SEO is a broad topic and describing it would take more than a single blog post. This is why we’ve decided to break up these posts into smaller bits of info that will be a little easier to digest. Over the course of today’s guide, we’re going to tell you a bit about the basics of local SEO.
We’ll start off by discussing the background of search engines like Google because that’s necessary info to learn more about the evolution of local SEO. After that, we’ll take a look at what separates local SEO from broader forms of SEO and we’ll also discuss what your focus should be when dealing with local SEO.
The first thing that you need to consider is how search engines evolved since there wasn’t previously a distinction between local and general SEO. Previously, Google would show you search results that weren’t based on your local area, instead just focusing on the SEO value of a site.
The Google algorithm would (and still does) take a look at many different factors, including the number of backlinks that a site has, how well it matches your search query when it comes to keywords, and much more. The technical aspects of a site also play a role in where it shows up in the search results.
Google likes to make sure that only high-quality sites show up high in its search results, so your site needs to be put together well so that it can shine. As always, popularity is a large factor when it comes to ensuring that you show up high in Google search results, so even if you have all of your ducks in a row, you’ll have some trouble if you’re not getting much traffic.
As we mentioned before, this is all still a part of the Google algorithm and a huge part of why some sites show up higher in their search results, but where does local SEO come into play? Until Google started considering the fact that people want to see local businesses, proximity was never a factor.
Local SEO and organic search results got their start when Google realized that they can better serve their customers by showing them businesses that are near them, especially in certain industries like food and hospitality. After all, why would you want to see a restaurant that’s five hundred miles away?
You’ve probably already done this before by making a search query that includes the name of your town or a “near me” in it. What you may not know is that Google factors your location into searches that don’t include those words, especially if the search involves industries that are typically local.

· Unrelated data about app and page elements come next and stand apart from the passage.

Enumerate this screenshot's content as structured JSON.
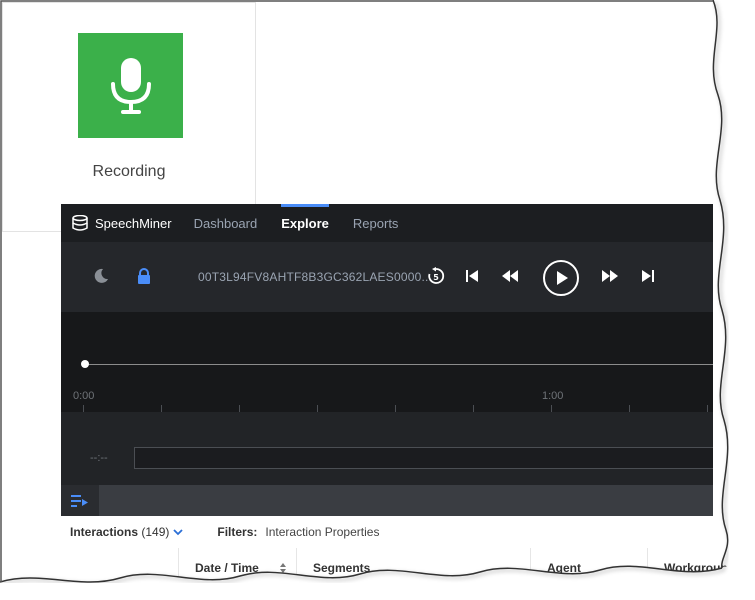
{
  "tile": {
    "label": "Recording",
    "color": "#3bb04a",
    "icon": "microphone-icon"
  },
  "nav": {
    "brand": "SpeechMiner",
    "items": [
      {
        "label": "Dashboard",
        "active": false
      },
      {
        "label": "Explore",
        "active": true
      },
      {
        "label": "Reports",
        "active": false
      }
    ],
    "accent": "#4a8df8"
  },
  "player": {
    "interaction_id": "00T3L94FV8AHTF8B3GC362LAES0000...",
    "controls": [
      "moon-icon",
      "lock-icon",
      "replay-5-icon",
      "skip-previous-icon",
      "rewind-icon",
      "play-icon",
      "fast-forward-icon",
      "skip-next-icon"
    ]
  },
  "timeline": {
    "ticks": [
      {
        "label": "0:00"
      },
      {
        "label": "1:00"
      }
    ],
    "segment_time_placeholder": "--:--"
  },
  "filter_bar": {
    "interactions_label": "Interactions",
    "interactions_count": "(149)",
    "filters_label": "Filters:",
    "filters_value": "Interaction Properties"
  },
  "table": {
    "columns": [
      {
        "label": ""
      },
      {
        "label": "Date / Time",
        "sortable": true
      },
      {
        "label": "Segments"
      },
      {
        "label": "Agent"
      },
      {
        "label": "Workgroup"
      }
    ]
  }
}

The proximity factor works by accounting for your location when you make the search and then boosting search results that are close to you, putting them higher up on the page. You can try this by conducting the same search from two different places in your city. If those locations are far away from each other, you’ll be sure to get different search results.
Local search wasn’t quite as important as it is now in the past because most searches used to be conducted from computers. However, with the rise of mobile devices, people can now conduct a search from nearly anywhere, and Google realized that they need to be able to cater to people based on location.
So how can you take advantage of this if you’re a marketer? The first thing that you need to consider is that there is a separate algorithm responsible for local rankings. Even though you’ll see the local map pack in regular organic searches, there’s an entirely different algorithm responsible for that.
What does that mean in practice? It means that you can get your business to show up in the local map pack and the organic search results. This may be a little confusing at first, and it doesn’t help that it sounds like you need to split your SEO efforts based on local and standard organic searches.
If you’re trying to improve your local SEO, there are a few factors that will help you pop up ahead of the competition. First, you’ll need to make it pretty clear where your business is located by mentioning your location on your site and ensuring that you have your Google My Business set up.
If your business has several locations, then you’re going to need individual landing pages for each of those locations to make it clear where they are located. As always, you’ll need to follow SEO best practices by ensuring that your heading tags and meta descriptions are all in order.
Another factor that plays into improving your local SEO is reviews. If you have reviews from users located in a specific area, then Google knows that your business is located there in the first place. This is another reason why having your Google My Business set up is crucial.
You can also use SEO tools like our SERP Checker to see how your business shows up in different areas and you can also do local keyword research to see what the crowd in your area commonly searches for. Don’t forget to include some location-based content on your site if you really want to hammer the point home.
We hope that we’ve been able to give you a better idea of what local SEO is and how you can ensure that your business is more likely to benefit from it. While local SEO may not apply to all businesses, it’s pretty crucial for those that it does, especially for businesses like restaurants.
Don’t forget that local SEO is just like every other form of SEO in that it’s ever-changing, so don’t get complacent and make sure that you keep up with all of the most recent developments to make the most of it.